The records below are to be written out exactly, with every picture omitted.

EXTRACTED ENTRIES =
= = = = =
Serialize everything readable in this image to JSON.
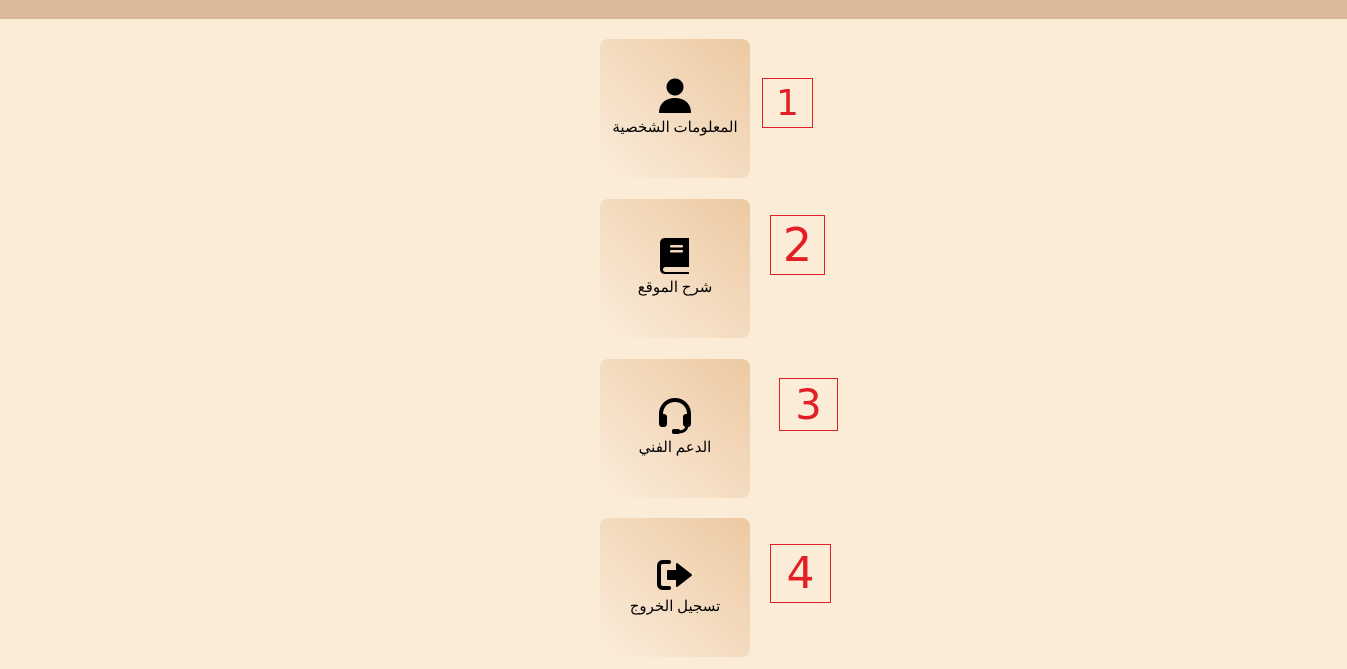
{
  "colors": {
    "background": "#fbecd8",
    "topbar": "#dbb99a",
    "annotation": "#e21f26"
  },
  "menu": {
    "items": [
      {
        "label": "المعلومات الشخصية",
        "icon": "user-icon"
      },
      {
        "label": "شرح الموقع",
        "icon": "book-icon"
      },
      {
        "label": "الدعم الفني",
        "icon": "headset-icon"
      },
      {
        "label": "تسجيل الخروج",
        "icon": "sign-out-icon"
      }
    ]
  },
  "annotations": [
    "1",
    "2",
    "3",
    "4"
  ]
}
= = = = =
RESPONSE =
Serialize everything readable in this image to JSON.
{
  "colors": {
    "background": "#fbecd8",
    "topbar": "#dbb99a",
    "annotation": "#e21f26"
  },
  "menu": {
    "items": [
      {
        "label": "المعلومات الشخصية",
        "icon": "user-icon"
      },
      {
        "label": "شرح الموقع",
        "icon": "book-icon"
      },
      {
        "label": "الدعم الفني",
        "icon": "headset-icon"
      },
      {
        "label": "تسجيل الخروج",
        "icon": "sign-out-icon"
      }
    ]
  },
  "annotations": [
    "1",
    "2",
    "3",
    "4"
  ]
}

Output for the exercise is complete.